Top of EXERCISE MATERIALS

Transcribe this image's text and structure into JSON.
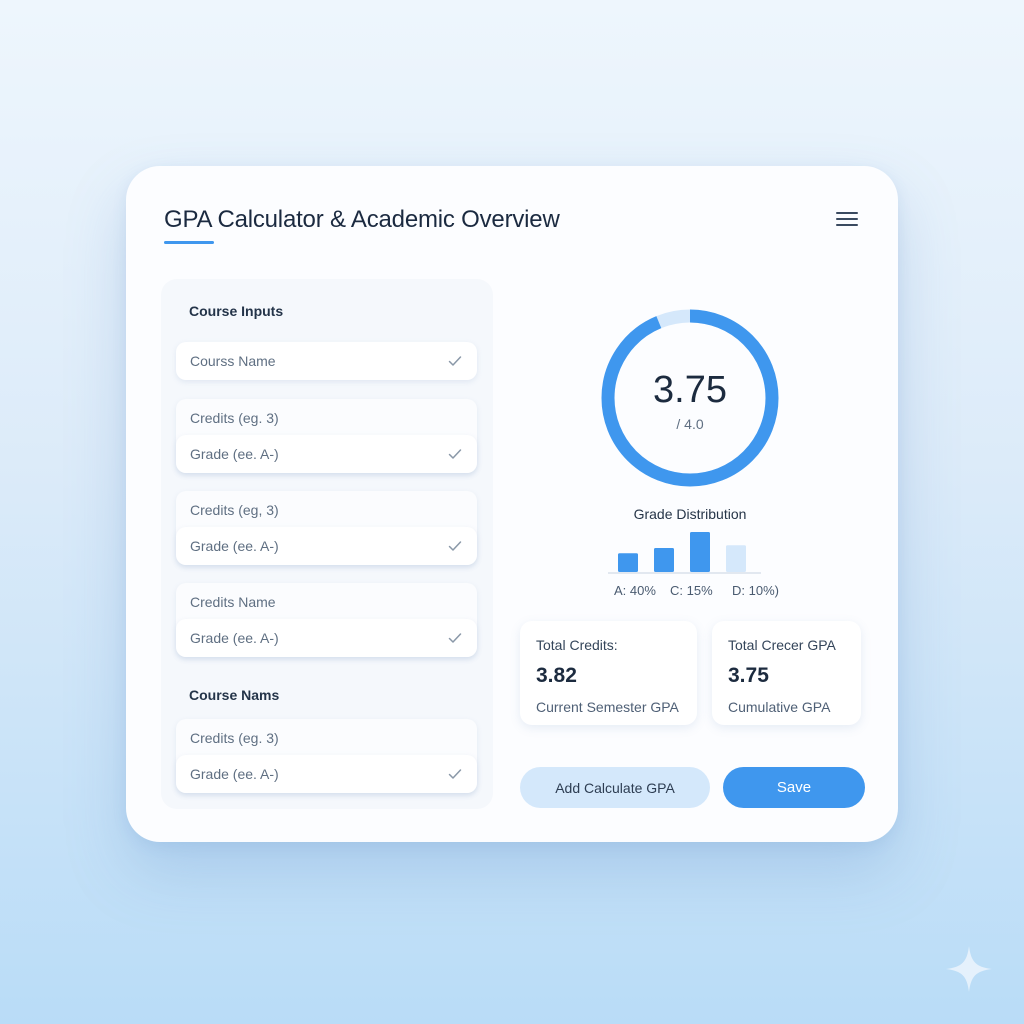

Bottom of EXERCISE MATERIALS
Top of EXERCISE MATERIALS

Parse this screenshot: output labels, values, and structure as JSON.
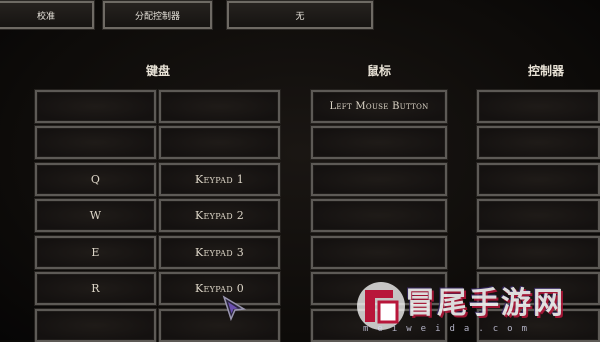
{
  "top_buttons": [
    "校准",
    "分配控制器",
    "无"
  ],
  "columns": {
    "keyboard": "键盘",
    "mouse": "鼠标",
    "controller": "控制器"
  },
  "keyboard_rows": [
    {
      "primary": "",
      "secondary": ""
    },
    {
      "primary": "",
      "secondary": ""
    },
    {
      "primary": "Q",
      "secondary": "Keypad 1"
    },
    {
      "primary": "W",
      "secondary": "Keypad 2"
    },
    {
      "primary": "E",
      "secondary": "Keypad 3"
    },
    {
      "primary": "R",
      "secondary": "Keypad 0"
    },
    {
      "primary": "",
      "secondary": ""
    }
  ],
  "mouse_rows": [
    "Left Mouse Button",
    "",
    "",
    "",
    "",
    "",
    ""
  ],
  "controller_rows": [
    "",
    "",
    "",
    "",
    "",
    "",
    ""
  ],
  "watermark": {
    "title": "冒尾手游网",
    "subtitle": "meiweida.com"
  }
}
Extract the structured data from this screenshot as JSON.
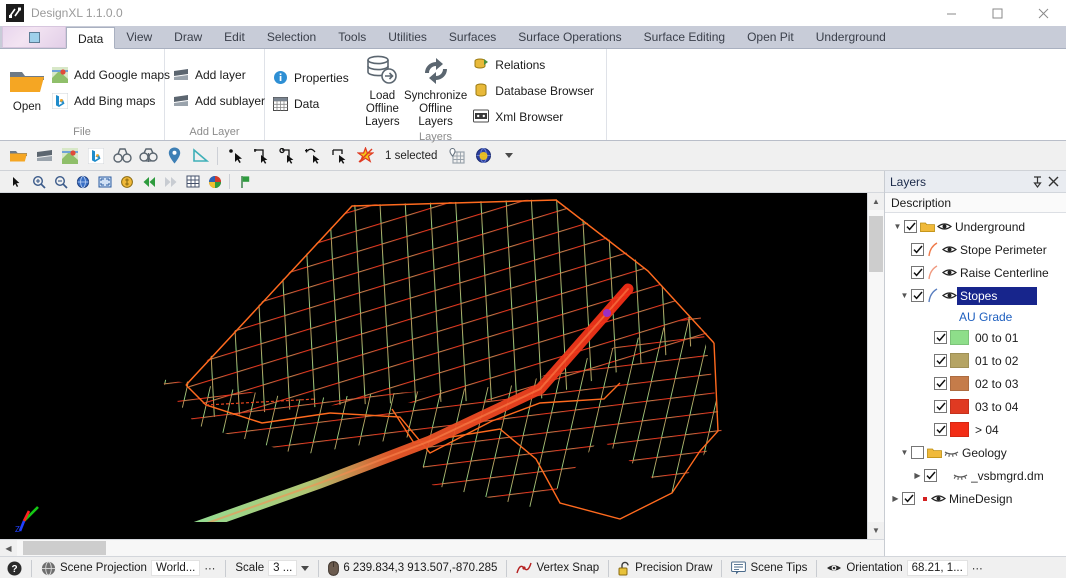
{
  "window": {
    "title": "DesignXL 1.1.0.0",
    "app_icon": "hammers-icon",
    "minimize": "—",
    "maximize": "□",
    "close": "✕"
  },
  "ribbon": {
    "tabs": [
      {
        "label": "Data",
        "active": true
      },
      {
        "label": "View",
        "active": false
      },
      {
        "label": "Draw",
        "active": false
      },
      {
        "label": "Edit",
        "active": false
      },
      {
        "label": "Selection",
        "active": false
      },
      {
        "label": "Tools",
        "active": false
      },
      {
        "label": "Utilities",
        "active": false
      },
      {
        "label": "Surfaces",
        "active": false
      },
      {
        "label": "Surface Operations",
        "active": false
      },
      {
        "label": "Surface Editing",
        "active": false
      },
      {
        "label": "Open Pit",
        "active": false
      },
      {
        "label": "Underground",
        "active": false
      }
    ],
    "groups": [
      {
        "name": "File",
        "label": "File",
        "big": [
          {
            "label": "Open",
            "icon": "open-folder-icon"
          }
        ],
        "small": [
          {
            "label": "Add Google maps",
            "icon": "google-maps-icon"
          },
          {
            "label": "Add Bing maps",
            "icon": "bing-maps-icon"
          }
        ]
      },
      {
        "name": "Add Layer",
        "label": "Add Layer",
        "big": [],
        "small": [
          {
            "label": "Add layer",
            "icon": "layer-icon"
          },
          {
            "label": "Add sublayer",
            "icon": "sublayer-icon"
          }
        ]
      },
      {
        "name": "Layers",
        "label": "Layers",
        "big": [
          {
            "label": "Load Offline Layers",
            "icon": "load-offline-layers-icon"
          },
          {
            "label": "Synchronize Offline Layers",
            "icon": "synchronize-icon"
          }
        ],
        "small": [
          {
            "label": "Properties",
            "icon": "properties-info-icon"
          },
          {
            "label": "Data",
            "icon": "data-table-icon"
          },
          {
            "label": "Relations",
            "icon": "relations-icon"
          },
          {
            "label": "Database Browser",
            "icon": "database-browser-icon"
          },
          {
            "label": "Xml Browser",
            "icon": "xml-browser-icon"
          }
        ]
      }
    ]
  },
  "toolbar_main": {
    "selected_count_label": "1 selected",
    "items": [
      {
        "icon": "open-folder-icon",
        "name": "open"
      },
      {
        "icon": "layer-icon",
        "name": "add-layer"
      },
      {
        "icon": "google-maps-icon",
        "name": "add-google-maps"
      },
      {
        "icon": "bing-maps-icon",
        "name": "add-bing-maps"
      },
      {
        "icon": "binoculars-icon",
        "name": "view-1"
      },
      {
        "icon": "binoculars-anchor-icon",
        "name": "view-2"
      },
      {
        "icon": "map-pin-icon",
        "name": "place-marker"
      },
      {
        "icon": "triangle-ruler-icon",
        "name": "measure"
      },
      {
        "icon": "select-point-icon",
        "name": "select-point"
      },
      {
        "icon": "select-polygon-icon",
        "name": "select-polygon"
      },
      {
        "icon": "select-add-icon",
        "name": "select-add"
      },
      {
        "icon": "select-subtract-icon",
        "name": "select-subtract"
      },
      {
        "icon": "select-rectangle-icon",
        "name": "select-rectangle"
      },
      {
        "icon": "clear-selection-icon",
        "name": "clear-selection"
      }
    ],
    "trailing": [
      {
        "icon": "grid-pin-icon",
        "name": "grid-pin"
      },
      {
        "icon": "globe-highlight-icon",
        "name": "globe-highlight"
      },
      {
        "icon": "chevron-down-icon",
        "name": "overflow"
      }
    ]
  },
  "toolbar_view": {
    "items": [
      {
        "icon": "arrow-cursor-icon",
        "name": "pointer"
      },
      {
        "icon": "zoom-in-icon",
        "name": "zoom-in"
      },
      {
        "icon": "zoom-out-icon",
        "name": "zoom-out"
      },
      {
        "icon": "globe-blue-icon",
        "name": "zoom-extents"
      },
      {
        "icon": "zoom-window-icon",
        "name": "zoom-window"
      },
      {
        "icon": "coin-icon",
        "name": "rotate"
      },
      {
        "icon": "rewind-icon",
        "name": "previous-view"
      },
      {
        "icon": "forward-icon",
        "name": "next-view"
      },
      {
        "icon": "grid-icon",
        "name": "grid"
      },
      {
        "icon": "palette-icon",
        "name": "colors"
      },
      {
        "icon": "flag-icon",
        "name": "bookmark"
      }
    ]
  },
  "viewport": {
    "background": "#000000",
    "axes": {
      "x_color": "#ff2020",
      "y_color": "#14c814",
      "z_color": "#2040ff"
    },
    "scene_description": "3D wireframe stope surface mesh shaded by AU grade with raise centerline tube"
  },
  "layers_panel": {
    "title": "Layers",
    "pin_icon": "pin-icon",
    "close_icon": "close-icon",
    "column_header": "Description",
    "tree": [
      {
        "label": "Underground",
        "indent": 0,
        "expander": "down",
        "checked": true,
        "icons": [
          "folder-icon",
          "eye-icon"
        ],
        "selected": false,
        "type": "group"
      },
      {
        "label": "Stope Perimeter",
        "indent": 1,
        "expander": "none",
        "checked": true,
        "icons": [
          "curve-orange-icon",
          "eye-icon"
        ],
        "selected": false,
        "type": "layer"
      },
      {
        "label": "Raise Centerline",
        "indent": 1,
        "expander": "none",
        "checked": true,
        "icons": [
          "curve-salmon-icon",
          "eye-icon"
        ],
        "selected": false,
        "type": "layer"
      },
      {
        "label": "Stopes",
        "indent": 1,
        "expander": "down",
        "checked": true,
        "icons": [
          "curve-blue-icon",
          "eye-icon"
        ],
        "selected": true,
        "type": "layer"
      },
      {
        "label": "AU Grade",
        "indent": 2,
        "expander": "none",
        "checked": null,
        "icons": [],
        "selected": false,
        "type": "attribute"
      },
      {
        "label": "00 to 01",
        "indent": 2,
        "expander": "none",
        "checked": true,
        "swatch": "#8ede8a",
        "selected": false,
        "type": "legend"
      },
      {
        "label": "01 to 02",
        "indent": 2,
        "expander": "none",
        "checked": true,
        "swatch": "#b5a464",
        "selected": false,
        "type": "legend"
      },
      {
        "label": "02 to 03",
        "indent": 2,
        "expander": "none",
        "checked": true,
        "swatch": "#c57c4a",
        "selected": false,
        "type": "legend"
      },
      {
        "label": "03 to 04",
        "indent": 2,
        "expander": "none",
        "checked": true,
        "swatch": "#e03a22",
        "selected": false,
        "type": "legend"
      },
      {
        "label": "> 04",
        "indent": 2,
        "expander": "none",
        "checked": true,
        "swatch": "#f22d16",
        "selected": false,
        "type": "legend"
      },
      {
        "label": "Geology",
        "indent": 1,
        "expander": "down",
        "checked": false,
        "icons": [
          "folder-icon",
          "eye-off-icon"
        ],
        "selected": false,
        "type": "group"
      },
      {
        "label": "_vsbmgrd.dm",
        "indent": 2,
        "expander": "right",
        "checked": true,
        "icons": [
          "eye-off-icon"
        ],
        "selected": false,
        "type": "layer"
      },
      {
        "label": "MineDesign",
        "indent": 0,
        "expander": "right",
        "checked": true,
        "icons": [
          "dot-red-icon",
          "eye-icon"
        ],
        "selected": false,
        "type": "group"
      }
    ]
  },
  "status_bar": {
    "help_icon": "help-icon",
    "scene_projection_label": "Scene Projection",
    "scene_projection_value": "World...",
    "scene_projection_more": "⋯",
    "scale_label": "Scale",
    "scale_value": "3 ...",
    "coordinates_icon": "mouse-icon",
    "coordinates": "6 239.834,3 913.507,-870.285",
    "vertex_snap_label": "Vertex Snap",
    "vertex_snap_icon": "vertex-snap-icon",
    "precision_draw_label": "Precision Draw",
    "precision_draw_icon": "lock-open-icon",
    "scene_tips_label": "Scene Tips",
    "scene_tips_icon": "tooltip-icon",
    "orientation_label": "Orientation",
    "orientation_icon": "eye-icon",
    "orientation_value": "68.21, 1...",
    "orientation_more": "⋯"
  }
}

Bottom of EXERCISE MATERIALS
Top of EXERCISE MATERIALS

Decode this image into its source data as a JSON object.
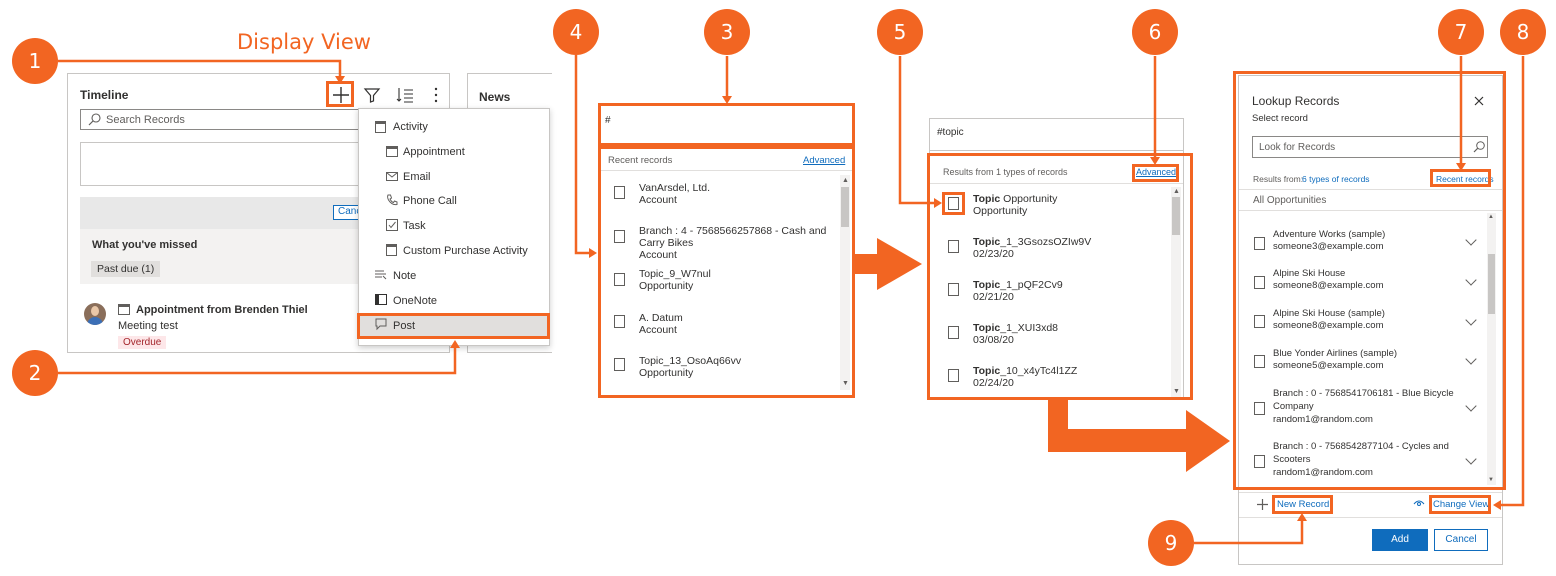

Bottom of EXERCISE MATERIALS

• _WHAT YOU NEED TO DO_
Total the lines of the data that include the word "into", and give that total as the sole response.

• _REPLY TO THE TASK_
2